Originally published at: Cozmo - Open Software Saves the Day - Mycroft
When Mycroft was founded, there was a lot of ambiguity about which IoT hub would become universal.
The folks at Samsung had acquired SmartThings. Google had Nest. But there were also a number of other players out there working to become the center of the connected home.
Among these was a startup in Colorado called Revolv, which made an IoT hub, and was shipping to customers when it was acquired by Google in 2014.
What did Google do with the tech? Who knows.
What we DO know is what they did with the Revolv devices already on the market: they bricked them. This left customers in the lurch – as their IoT setups were in many cases dependent on Revolv. They’d spent hours setting up scenes, automation and devices – and were now being forced to select a new platform.
It didn’t have to be that way. Revolv could have given their customers the power to maintain their own devices. How? By open-sourcing their software.

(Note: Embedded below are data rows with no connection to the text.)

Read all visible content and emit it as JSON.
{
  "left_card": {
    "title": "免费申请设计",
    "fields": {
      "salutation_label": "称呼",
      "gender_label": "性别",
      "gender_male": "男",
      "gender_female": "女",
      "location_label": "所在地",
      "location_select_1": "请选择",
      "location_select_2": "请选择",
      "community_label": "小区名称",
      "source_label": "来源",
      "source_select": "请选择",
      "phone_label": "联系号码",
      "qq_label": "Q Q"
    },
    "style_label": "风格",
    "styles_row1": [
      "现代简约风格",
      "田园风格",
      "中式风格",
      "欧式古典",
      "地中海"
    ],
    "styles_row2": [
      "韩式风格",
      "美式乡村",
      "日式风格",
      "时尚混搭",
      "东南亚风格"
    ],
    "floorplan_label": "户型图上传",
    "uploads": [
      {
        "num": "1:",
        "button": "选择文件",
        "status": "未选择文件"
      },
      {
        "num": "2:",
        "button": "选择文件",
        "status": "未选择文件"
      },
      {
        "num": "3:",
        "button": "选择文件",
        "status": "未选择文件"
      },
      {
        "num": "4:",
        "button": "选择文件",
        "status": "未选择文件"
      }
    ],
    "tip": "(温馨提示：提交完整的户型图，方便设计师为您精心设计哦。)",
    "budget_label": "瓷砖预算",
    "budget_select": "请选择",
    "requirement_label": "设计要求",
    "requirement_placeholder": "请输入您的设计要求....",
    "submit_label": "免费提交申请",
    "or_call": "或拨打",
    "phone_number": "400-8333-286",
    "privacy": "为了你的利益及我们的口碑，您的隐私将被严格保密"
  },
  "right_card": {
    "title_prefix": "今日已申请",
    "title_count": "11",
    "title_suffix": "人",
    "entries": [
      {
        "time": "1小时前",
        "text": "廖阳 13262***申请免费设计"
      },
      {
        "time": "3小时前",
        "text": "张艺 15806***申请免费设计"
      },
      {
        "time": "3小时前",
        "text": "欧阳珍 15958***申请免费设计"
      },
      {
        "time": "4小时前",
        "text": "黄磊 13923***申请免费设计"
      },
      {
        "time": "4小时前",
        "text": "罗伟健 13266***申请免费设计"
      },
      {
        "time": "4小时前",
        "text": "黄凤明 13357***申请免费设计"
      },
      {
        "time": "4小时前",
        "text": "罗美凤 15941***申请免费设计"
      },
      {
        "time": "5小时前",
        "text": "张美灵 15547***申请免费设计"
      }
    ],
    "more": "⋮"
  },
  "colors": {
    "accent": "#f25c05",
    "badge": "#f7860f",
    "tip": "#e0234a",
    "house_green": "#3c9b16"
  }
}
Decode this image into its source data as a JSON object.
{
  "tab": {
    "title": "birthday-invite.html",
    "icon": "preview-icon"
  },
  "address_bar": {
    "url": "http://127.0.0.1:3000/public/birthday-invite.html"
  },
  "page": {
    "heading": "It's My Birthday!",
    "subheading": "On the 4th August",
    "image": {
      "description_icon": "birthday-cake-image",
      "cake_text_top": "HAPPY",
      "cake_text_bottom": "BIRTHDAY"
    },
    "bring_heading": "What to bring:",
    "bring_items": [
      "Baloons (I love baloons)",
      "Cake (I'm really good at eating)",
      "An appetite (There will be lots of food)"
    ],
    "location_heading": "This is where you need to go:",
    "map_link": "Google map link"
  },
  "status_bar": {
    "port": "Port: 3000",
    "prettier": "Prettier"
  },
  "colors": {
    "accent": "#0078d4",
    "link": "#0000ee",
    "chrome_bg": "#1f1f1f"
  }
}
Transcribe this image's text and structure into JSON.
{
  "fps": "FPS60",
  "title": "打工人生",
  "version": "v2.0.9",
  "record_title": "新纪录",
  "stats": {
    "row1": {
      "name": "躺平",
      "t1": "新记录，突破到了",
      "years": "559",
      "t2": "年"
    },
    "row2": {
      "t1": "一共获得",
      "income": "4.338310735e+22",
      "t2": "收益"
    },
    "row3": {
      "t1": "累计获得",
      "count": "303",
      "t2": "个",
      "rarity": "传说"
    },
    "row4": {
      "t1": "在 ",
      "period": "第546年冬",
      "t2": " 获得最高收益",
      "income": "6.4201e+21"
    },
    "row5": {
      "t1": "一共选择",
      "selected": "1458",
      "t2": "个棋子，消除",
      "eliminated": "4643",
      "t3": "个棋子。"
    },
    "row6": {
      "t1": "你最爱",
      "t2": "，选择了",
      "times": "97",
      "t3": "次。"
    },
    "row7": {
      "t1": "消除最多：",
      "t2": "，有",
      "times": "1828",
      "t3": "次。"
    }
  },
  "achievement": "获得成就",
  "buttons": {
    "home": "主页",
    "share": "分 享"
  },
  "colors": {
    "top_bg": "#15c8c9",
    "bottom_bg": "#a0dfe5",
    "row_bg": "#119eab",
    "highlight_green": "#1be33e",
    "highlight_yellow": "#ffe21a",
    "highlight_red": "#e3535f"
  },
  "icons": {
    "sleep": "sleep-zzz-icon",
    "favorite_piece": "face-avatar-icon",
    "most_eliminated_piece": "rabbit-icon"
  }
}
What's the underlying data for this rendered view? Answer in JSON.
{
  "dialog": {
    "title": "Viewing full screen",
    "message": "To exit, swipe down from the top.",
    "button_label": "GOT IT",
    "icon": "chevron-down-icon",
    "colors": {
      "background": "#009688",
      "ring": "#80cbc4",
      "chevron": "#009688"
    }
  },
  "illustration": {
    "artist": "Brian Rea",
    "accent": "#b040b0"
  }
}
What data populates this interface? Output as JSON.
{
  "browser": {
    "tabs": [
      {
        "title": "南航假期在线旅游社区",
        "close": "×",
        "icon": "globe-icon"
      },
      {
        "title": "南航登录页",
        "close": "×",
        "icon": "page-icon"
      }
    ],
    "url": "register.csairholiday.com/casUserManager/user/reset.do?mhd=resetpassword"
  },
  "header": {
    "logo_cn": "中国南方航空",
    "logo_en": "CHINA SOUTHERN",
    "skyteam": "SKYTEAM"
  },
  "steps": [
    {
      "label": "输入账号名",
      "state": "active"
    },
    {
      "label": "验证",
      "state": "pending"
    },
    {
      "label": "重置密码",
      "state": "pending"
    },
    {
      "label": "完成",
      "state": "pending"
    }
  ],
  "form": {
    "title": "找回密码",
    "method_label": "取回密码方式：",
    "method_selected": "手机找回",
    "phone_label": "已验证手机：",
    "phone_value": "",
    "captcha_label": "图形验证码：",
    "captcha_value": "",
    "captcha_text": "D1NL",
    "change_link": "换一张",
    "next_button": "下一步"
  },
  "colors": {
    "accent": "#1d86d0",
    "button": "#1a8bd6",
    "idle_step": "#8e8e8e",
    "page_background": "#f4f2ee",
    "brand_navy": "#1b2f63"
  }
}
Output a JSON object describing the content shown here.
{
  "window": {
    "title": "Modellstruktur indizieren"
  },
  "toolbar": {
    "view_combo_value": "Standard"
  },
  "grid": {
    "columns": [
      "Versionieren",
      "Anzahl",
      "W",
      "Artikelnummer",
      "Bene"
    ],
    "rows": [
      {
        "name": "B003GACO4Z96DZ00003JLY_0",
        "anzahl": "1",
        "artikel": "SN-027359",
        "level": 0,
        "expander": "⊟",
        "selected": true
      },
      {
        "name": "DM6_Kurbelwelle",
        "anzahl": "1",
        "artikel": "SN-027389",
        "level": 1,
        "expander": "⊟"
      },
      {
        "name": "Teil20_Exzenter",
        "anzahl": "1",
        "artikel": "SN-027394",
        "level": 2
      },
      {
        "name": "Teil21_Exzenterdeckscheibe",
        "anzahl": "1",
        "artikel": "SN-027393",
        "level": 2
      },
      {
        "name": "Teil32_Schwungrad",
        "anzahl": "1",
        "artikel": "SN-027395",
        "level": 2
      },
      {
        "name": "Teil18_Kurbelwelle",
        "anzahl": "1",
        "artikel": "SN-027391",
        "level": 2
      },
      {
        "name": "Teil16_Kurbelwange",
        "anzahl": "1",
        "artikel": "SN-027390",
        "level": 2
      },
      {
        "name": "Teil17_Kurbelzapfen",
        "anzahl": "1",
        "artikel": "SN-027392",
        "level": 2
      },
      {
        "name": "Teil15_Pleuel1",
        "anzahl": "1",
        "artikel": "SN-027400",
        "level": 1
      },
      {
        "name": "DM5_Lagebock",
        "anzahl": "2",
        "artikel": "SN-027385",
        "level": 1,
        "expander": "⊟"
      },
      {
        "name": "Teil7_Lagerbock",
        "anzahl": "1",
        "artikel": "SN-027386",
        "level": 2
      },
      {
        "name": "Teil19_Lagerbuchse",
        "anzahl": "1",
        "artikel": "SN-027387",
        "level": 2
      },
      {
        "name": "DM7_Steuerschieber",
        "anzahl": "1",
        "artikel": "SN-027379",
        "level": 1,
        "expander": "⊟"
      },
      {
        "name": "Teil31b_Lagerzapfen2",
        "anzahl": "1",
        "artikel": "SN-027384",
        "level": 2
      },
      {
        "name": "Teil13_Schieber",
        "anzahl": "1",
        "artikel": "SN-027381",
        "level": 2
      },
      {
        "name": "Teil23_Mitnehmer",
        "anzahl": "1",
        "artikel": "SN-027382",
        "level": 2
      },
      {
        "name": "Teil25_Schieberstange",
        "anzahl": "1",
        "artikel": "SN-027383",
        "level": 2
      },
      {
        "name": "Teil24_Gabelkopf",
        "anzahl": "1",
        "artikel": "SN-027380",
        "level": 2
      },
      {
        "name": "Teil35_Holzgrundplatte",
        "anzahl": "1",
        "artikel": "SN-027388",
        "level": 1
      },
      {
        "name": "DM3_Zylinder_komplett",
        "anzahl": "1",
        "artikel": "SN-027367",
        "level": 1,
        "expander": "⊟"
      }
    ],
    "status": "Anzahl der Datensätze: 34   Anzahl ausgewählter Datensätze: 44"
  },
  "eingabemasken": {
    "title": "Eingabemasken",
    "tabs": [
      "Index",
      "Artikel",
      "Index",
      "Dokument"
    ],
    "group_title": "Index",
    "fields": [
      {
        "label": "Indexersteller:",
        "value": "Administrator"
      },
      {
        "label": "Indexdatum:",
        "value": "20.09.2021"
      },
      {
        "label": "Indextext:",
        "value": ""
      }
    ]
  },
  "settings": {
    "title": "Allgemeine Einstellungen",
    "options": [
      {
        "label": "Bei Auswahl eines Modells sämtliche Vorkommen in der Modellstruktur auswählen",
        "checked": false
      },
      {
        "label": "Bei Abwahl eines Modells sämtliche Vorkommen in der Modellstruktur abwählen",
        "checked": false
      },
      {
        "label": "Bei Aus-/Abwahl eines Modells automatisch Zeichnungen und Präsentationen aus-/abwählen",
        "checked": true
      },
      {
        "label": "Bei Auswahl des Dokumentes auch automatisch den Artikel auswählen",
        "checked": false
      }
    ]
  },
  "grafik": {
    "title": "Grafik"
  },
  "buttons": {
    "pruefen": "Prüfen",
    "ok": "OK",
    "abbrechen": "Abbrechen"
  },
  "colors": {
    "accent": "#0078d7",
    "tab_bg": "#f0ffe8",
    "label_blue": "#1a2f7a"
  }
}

One of the big advantages of open-source software is that customers are not dependent on vendors for updates, improvements or support. In fact, one of the reasons the GNU open source movement was founded was that Richard Stallman wanted to maintain his own printer driver – and found that it wasn’t included as part of the software package. (I had similar problems with my awesome circa-2007, Xerox-era printer… which I had to abandon, when they ended support for the operating system).
I tell potential enterprise customers of Mycroft that one of the advantages of working with us is that they get all of the control of open source software – while also being able to benefit from the contributions of a large community.
Recently, I saw another example of how Open Source empowered customers: Cozmo.
Cozmo is a cute little robot toy that uses computer vision and sophisticated software to present a character to customers. The character can move little boxes around – and it both learns and responds to its environment. The company that made Cozmo was originally backed by Andreessen Horowitz and other VCs, who invested hundreds of millions of dollars to support the company in creating and shipping the robots.
But Venture Capital is a powerful drug; despite having premier investors and a great team, Cozmo wasn’t able to provide the type of growth that Silicon Valley needs to sustain a company. So, it folded.
But, of course, Cozmo’s customers still wanted to use their robots. And here’s where open source once again plays an important role: Because Cozmo’s founders decided to open-source their software stack, customers were able to keep Cozmo working. They will, eventually, be able to improve and customize the software to do things the original founders never envisioned or intended.
So if you’re in the market for a new product or platform, it may make sense to consider open-source solutions, rather than blindly commit to proprietary approaches. Though proprietary software may work better in the short term, the inability of customers to access the code – for the completely reasonable purposes of maintaining or extending it – may make it a poor long-term bet.